MP: Absolutely, I hope so. Times like this are exciting for me because of the big technical changes in the sport. Things like Formula E, which is brand new and need total explanation, because they’re completely different from what everybody understands as a racing car, I love that. I love innovation, and trying to explain innovation and both Formula 1 and Formula E are at the forefront of that, so to be involved in both is a dream come true.

F1B: How have you found the Formula E journey so far, this year is its third year.

MP: I’m a massive fan. I understand from a traditionalist point of view, the fans that say they want screaming engines, burning rubber and noise, but I’m more of the view that we need to move forward. Let’s embrace something that is futuristic with technology that no one has seen before, that no one has pushed to the limits before. We’re sat here in front of a line-up on 1970s [Lotus] Formula 1 cars, these things made incredible noise, but you can’t cling onto that forever.

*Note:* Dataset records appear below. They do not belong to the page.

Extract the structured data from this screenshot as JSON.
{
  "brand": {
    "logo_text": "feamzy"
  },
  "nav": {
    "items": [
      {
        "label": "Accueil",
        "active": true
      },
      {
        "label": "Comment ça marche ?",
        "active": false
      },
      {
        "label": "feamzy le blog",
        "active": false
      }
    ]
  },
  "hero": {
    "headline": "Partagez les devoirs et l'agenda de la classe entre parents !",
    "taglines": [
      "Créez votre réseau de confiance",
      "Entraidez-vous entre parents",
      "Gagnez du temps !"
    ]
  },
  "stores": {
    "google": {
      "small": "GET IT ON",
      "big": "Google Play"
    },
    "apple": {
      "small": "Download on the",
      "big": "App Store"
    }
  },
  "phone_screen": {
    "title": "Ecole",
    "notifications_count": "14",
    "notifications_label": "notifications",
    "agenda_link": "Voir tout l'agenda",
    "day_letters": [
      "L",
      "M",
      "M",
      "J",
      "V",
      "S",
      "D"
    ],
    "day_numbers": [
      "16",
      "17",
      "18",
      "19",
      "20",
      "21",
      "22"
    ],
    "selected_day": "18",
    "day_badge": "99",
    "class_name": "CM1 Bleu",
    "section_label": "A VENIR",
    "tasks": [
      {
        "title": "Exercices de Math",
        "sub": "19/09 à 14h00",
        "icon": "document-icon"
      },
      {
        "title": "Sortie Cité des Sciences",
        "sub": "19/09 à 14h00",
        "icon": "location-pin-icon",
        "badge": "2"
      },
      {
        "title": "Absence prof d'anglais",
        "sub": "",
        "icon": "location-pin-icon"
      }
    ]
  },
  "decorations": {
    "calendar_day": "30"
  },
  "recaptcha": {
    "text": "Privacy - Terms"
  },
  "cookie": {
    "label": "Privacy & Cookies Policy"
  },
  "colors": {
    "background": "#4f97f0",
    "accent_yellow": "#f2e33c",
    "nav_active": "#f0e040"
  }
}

You’ve got to move forward, so I absolutely applaud Formula E for taking the plunge. You could argue that they went in early; maybe the technology and fans weren’t quite ready. They’ve continued with it and I think they’ve done an incredible job of making a great show, taking it to some amazing places. I’m fascinated to see where it goes from here, they’ve got a blank canvas to do anything and that’s something Formula 1 doesn’t necessarily have. Formula 1 can’t take a giant leap in the opposite direction, it’s like an enormous container ship trying to change direction, it has to do it slowly. It has so many fans that they need to be edged into new technology and change. Formula E doesn’t have that, they can do whatever they want and I think these are really exciting times.

F1B: How long do you think it will take Formula E, both in terms of the championship, but also the media and the audience perspective to mature? At the moment, it’s still a very immature product.

MP: It is. But you can see from the number of major auto manufactures that are now getting on-board, a number that’s increasing all the time over the last six months. We have some major players coming on-board. That tells you the level of potential that this series has got. Big names like BMW, Audi, Renault, DS Citroen and Jaguar. Those big names are the names that people out there watching, flicking through the channels, they recognise those names. The names being associated with Formula E gives the championship extra credence, and people will begin to believe in it even more. That’s where Formula E needed to get to, and it’s promising that is genuinely now starting to happen.

F1B: Lastly, what are your plans for 2017, what do you have lined up?

MP: Well I sat at home just last week, having had a month’s rest, looking at my schedule for 2017 and it’s crazy. I’m doing most Formula 1 races with Sky, I’m doing every Formula E race now with Formula E itself, and a load of other things in between, some of which I can’t say at the moment! 2017 is looking like a really exciting year for me, a very busy one. I’m really excited for it.

My thanks go to Marc Priestley for spending the time with me on the above interview.